(How to complete this task):
Search each line below for the word "TheMohawkOne" and list those that contain it.

(The data):

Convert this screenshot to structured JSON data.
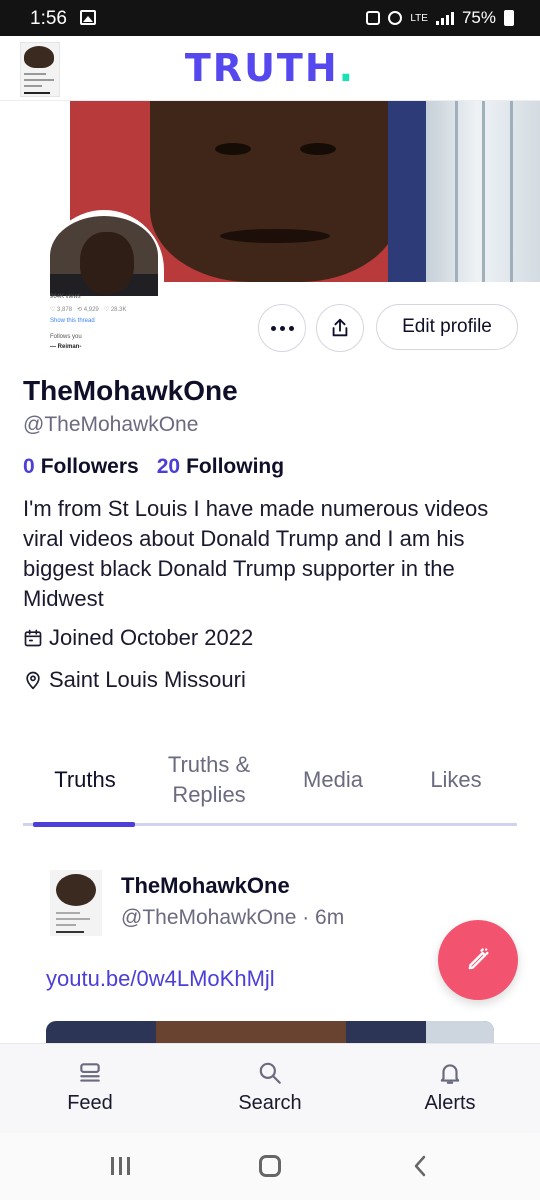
{
  "status_bar": {
    "time": "1:56",
    "network": "LTE",
    "battery": "75%"
  },
  "header": {
    "logo_text": "TRUTH",
    "logo_dot": ".",
    "brand_color": "#5448ee",
    "accent_color": "#17e2b6"
  },
  "profile": {
    "display_name": "TheMohawkOne",
    "handle": "@TheMohawkOne",
    "followers_count": "0",
    "followers_label": "Followers",
    "following_count": "20",
    "following_label": "Following",
    "bio": "I'm from St Louis I have made numerous videos viral videos about Donald Trump and I am his biggest black Donald Trump supporter in the Midwest",
    "joined": "Joined October 2022",
    "location": "Saint Louis Missouri",
    "edit_label": "Edit profile"
  },
  "tabs": [
    {
      "label": "Truths",
      "active": true
    },
    {
      "label": "Truths & Replies",
      "active": false
    },
    {
      "label": "Media",
      "active": false
    },
    {
      "label": "Likes",
      "active": false
    }
  ],
  "post": {
    "author": "TheMohawkOne",
    "meta": "@TheMohawkOne · 6m",
    "link": "youtu.be/0w4LMoKhMjl"
  },
  "bottom_nav": {
    "feed": "Feed",
    "search": "Search",
    "alerts": "Alerts"
  },
  "colors": {
    "link": "#4b3fd8",
    "fab": "#f2546f",
    "text": "#0f0f2a",
    "muted": "#6b6b80"
  },
  "icons": [
    "image-icon",
    "alarm-icon",
    "signal-icon",
    "battery-icon",
    "more-icon",
    "share-icon",
    "calendar-icon",
    "location-pin-icon",
    "compose-icon",
    "feed-icon",
    "search-icon",
    "bell-icon",
    "recents-icon",
    "home-icon",
    "back-icon"
  ]
}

(Output below):
    "display_name": "TheMohawkOne",
    "handle": "@TheMohawkOne",
    "author": "TheMohawkOne",
    "meta": "@TheMohawkOne · 6m",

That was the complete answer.